Work order: Can you retype every record below exactly as written?

Excerpted data:
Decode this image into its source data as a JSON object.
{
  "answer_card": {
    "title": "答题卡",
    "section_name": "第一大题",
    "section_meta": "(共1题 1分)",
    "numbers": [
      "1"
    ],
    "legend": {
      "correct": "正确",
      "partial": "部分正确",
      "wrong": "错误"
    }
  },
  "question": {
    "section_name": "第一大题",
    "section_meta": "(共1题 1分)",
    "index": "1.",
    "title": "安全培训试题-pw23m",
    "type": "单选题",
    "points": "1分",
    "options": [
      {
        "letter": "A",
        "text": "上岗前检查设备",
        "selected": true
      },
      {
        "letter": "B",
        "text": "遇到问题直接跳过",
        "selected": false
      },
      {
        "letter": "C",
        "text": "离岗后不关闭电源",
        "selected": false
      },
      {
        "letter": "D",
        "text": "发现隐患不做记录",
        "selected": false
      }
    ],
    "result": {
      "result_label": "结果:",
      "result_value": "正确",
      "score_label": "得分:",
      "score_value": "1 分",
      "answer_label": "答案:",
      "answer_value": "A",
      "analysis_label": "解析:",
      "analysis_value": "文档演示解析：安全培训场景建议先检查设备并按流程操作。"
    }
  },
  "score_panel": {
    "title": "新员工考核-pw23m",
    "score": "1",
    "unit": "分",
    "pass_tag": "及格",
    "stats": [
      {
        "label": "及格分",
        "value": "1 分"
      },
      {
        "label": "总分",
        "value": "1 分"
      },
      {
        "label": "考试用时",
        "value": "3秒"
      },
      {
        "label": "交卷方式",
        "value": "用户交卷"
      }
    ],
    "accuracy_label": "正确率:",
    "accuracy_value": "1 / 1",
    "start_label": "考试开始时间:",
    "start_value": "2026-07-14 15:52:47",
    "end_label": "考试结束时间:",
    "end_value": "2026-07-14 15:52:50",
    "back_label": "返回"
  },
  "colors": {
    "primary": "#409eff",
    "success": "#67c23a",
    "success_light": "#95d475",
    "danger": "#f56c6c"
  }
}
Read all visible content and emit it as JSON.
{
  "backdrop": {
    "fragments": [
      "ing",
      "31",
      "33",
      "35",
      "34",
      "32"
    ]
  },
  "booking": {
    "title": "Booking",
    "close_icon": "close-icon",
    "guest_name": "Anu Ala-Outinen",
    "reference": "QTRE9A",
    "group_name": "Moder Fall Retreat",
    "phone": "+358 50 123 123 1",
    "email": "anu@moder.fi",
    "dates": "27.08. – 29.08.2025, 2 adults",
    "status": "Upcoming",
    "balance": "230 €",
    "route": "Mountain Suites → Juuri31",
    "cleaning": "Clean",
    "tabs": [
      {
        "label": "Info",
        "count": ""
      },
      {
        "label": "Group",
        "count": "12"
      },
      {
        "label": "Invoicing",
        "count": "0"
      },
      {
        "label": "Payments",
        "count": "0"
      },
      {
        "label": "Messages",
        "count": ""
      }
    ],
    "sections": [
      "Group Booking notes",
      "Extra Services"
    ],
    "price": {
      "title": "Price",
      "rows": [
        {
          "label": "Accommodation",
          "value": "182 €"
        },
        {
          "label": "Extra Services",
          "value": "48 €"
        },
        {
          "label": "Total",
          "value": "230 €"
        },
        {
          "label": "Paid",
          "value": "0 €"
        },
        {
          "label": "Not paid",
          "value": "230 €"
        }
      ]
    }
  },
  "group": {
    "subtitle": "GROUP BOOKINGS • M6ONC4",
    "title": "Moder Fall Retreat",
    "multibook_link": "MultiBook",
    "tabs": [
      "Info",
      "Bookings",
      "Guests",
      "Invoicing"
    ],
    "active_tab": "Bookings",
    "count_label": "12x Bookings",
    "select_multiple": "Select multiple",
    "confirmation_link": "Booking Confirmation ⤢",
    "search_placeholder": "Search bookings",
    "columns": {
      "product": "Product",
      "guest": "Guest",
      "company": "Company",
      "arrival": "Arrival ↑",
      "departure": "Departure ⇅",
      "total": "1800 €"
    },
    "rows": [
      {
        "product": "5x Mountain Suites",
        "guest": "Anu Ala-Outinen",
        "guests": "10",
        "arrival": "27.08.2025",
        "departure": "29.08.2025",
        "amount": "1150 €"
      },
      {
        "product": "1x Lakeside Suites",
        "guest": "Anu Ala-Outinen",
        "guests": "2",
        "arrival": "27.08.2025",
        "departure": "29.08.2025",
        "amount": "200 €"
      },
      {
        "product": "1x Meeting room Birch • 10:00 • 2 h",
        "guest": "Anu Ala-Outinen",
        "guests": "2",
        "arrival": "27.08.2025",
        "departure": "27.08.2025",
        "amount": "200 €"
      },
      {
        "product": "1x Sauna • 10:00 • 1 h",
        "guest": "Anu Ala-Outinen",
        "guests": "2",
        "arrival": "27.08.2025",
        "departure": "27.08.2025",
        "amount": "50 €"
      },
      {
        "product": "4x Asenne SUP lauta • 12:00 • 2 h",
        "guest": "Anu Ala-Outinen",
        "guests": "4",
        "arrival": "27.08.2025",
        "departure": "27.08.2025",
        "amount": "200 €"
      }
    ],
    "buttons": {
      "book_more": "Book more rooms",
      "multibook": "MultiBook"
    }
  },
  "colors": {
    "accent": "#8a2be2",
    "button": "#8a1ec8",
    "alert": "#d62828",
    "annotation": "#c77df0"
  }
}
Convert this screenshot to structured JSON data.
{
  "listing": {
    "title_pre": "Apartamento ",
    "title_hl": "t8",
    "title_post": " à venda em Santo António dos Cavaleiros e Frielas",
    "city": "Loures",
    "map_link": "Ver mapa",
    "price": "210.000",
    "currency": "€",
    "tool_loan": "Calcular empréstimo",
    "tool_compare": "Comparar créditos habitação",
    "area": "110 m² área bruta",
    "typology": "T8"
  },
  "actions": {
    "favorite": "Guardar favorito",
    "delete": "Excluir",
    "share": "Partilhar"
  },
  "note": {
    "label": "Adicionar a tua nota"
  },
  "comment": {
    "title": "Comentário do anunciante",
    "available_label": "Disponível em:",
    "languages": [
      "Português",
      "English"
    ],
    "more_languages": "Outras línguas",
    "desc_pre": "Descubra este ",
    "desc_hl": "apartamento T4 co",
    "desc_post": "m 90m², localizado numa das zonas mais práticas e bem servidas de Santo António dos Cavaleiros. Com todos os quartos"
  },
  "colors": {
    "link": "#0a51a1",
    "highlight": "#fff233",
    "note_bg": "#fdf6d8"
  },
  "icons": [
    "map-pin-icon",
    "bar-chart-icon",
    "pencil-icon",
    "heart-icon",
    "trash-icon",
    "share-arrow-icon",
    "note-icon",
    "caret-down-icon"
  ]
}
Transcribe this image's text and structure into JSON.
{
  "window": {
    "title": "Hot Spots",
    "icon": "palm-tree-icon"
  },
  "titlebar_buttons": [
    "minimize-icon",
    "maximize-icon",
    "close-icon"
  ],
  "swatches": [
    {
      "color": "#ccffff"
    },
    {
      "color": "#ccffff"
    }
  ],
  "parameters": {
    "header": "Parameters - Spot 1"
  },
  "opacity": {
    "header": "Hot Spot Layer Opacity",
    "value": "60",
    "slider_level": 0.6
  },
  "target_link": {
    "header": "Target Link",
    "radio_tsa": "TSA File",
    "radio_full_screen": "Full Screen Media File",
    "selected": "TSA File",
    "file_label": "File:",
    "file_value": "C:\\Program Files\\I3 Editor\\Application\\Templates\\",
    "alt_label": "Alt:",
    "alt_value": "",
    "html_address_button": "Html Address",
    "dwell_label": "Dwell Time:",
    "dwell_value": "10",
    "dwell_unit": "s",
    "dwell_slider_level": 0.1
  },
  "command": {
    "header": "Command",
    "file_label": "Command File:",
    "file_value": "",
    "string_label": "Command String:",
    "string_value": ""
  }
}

Response to this exercise:
Decode this image into its source data as a JSON object.
{
  "answer_card": {
    "title": "答题卡",
    "section_name": "第一大题",
    "section_meta": "(共1题 1分)",
    "numbers": [
      "1"
    ],
    "legend": {
      "correct": "正确",
      "partial": "部分正确",
      "wrong": "错误"
    }
  },
  "question": {
    "section_name": "第一大题",
    "section_meta": "(共1题 1分)",
    "index": "1.",
    "title": "安全培训试题-pw23m",
    "type": "单选题",
    "points": "1分",
    "options": [
      {
        "letter": "A",
        "text": "上岗前检查设备",
        "selected": true
      },
      {
        "letter": "B",
        "text": "遇到问题直接跳过",
        "selected": false
      },
      {
        "letter": "C",
        "text": "离岗后不关闭电源",
        "selected": false
      },
      {
        "letter": "D",
        "text": "发现隐患不做记录",
        "selected": false
      }
    ],
    "result": {
      "result_label": "结果:",
      "result_value": "正确",
      "score_label": "得分:",
      "score_value": "1 分",
      "answer_label": "答案:",
      "answer_value": "A",
      "analysis_label": "解析:",
      "analysis_value": "文档演示解析：安全培训场景建议先检查设备并按流程操作。"
    }
  },
  "score_panel": {
    "title": "新员工考核-pw23m",
    "score": "1",
    "unit": "分",
    "pass_tag": "及格",
    "stats": [
      {
        "label": "及格分",
        "value": "1 分"
      },
      {
        "label": "总分",
        "value": "1 分"
      },
      {
        "label": "考试用时",
        "value": "3秒"
      },
      {
        "label": "交卷方式",
        "value": "用户交卷"
      }
    ],
    "accuracy_label": "正确率:",
    "accuracy_value": "1 / 1",
    "start_label": "考试开始时间:",
    "start_value": "2026-07-14 15:52:47",
    "end_label": "考试结束时间:",
    "end_value": "2026-07-14 15:52:50",
    "back_label": "返回"
  },
  "colors": {
    "primary": "#409eff",
    "success": "#67c23a",
    "success_light": "#95d475",
    "danger": "#f56c6c"
  }
}
Read all visible content and emit it as JSON.
{
  "backdrop": {
    "fragments": [
      "ing",
      "31",
      "33",
      "35",
      "34",
      "32"
    ]
  },
  "booking": {
    "title": "Booking",
    "close_icon": "close-icon",
    "guest_name": "Anu Ala-Outinen",
    "reference": "QTRE9A",
    "group_name": "Moder Fall Retreat",
    "phone": "+358 50 123 123 1",
    "email": "anu@moder.fi",
    "dates": "27.08. – 29.08.2025, 2 adults",
    "status": "Upcoming",
    "balance": "230 €",
    "route": "Mountain Suites → Juuri31",
    "cleaning": "Clean",
    "tabs": [
      {
        "label": "Info",
        "count": ""
      },
      {
        "label": "Group",
        "count": "12"
      },
      {
        "label": "Invoicing",
        "count": "0"
      },
      {
        "label": "Payments",
        "count": "0"
      },
      {
        "label": "Messages",
        "count": ""
      }
    ],
    "sections": [
      "Group Booking notes",
      "Extra Services"
    ],
    "price": {
      "title": "Price",
      "rows": [
        {
          "label": "Accommodation",
          "value": "182 €"
        },
        {
          "label": "Extra Services",
          "value": "48 €"
        },
        {
          "label": "Total",
          "value": "230 €"
        },
        {
          "label": "Paid",
          "value": "0 €"
        },
        {
          "label": "Not paid",
          "value": "230 €"
        }
      ]
    }
  },
  "group": {
    "subtitle": "GROUP BOOKINGS • M6ONC4",
    "title": "Moder Fall Retreat",
    "multibook_link": "MultiBook",
    "tabs": [
      "Info",
      "Bookings",
      "Guests",
      "Invoicing"
    ],
    "active_tab": "Bookings",
    "count_label": "12x Bookings",
    "select_multiple": "Select multiple",
    "confirmation_link": "Booking Confirmation ⤢",
    "search_placeholder": "Search bookings",
    "columns": {
      "product": "Product",
      "guest": "Guest",
      "company": "Company",
      "arrival": "Arrival ↑",
      "departure": "Departure ⇅",
      "total": "1800 €"
    },
    "rows": [
      {
        "product": "5x Mountain Suites",
        "guest": "Anu Ala-Outinen",
        "guests": "10",
        "arrival": "27.08.2025",
        "departure": "29.08.2025",
        "amount": "1150 €"
      },
      {
        "product": "1x Lakeside Suites",
        "guest": "Anu Ala-Outinen",
        "guests": "2",
        "arrival": "27.08.2025",
        "departure": "29.08.2025",
        "amount": "200 €"
      },
      {
        "product": "1x Meeting room Birch • 10:00 • 2 h",
        "guest": "Anu Ala-Outinen",
        "guests": "2",
        "arrival": "27.08.2025",
        "departure": "27.08.2025",
        "amount": "200 €"
      },
      {
        "product": "1x Sauna • 10:00 • 1 h",
        "guest": "Anu Ala-Outinen",
        "guests": "2",
        "arrival": "27.08.2025",
        "departure": "27.08.2025",
        "amount": "50 €"
      },
      {
        "product": "4x Asenne SUP lauta • 12:00 • 2 h",
        "guest": "Anu Ala-Outinen",
        "guests": "4",
        "arrival": "27.08.2025",
        "departure": "27.08.2025",
        "amount": "200 €"
      }
    ],
    "buttons": {
      "book_more": "Book more rooms",
      "multibook": "MultiBook"
    }
  },
  "colors": {
    "accent": "#8a2be2",
    "button": "#8a1ec8",
    "alert": "#d62828",
    "annotation": "#c77df0"
  }
}
Convert this screenshot to structured JSON data.
{
  "listing": {
    "title_pre": "Apartamento ",
    "title_hl": "t8",
    "title_post": " à venda em Santo António dos Cavaleiros e Frielas",
    "city": "Loures",
    "map_link": "Ver mapa",
    "price": "210.000",
    "currency": "€",
    "tool_loan": "Calcular empréstimo",
    "tool_compare": "Comparar créditos habitação",
    "area": "110 m² área bruta",
    "typology": "T8"
  },
  "actions": {
    "favorite": "Guardar favorito",
    "delete": "Excluir",
    "share": "Partilhar"
  },
  "note": {
    "label": "Adicionar a tua nota"
  },
  "comment": {
    "title": "Comentário do anunciante",
    "available_label": "Disponível em:",
    "languages": [
      "Português",
      "English"
    ],
    "more_languages": "Outras línguas",
    "desc_pre": "Descubra este ",
    "desc_hl": "apartamento T4 co",
    "desc_post": "m 90m², localizado numa das zonas mais práticas e bem servidas de Santo António dos Cavaleiros. Com todos os quartos"
  },
  "colors": {
    "link": "#0a51a1",
    "highlight": "#fff233",
    "note_bg": "#fdf6d8"
  },
  "icons": [
    "map-pin-icon",
    "bar-chart-icon",
    "pencil-icon",
    "heart-icon",
    "trash-icon",
    "share-arrow-icon",
    "note-icon",
    "caret-down-icon"
  ]
}
Transcribe this image's text and structure into JSON.
{
  "window": {
    "title": "Hot Spots",
    "icon": "palm-tree-icon"
  },
  "titlebar_buttons": [
    "minimize-icon",
    "maximize-icon",
    "close-icon"
  ],
  "swatches": [
    {
      "color": "#ccffff"
    },
    {
      "color": "#ccffff"
    }
  ],
  "parameters": {
    "header": "Parameters - Spot 1"
  },
  "opacity": {
    "header": "Hot Spot Layer Opacity",
    "value": "60",
    "slider_level": 0.6
  },
  "target_link": {
    "header": "Target Link",
    "radio_tsa": "TSA File",
    "radio_full_screen": "Full Screen Media File",
    "selected": "TSA File",
    "file_label": "File:",
    "file_value": "C:\\Program Files\\I3 Editor\\Application\\Templates\\",
    "alt_label": "Alt:",
    "alt_value": "",
    "html_address_button": "Html Address",
    "dwell_label": "Dwell Time:",
    "dwell_value": "10",
    "dwell_unit": "s",
    "dwell_slider_level": 0.1
  },
  "command": {
    "header": "Command",
    "file_label": "Command File:",
    "file_value": "",
    "string_label": "Command String:",
    "string_value": ""
  }
}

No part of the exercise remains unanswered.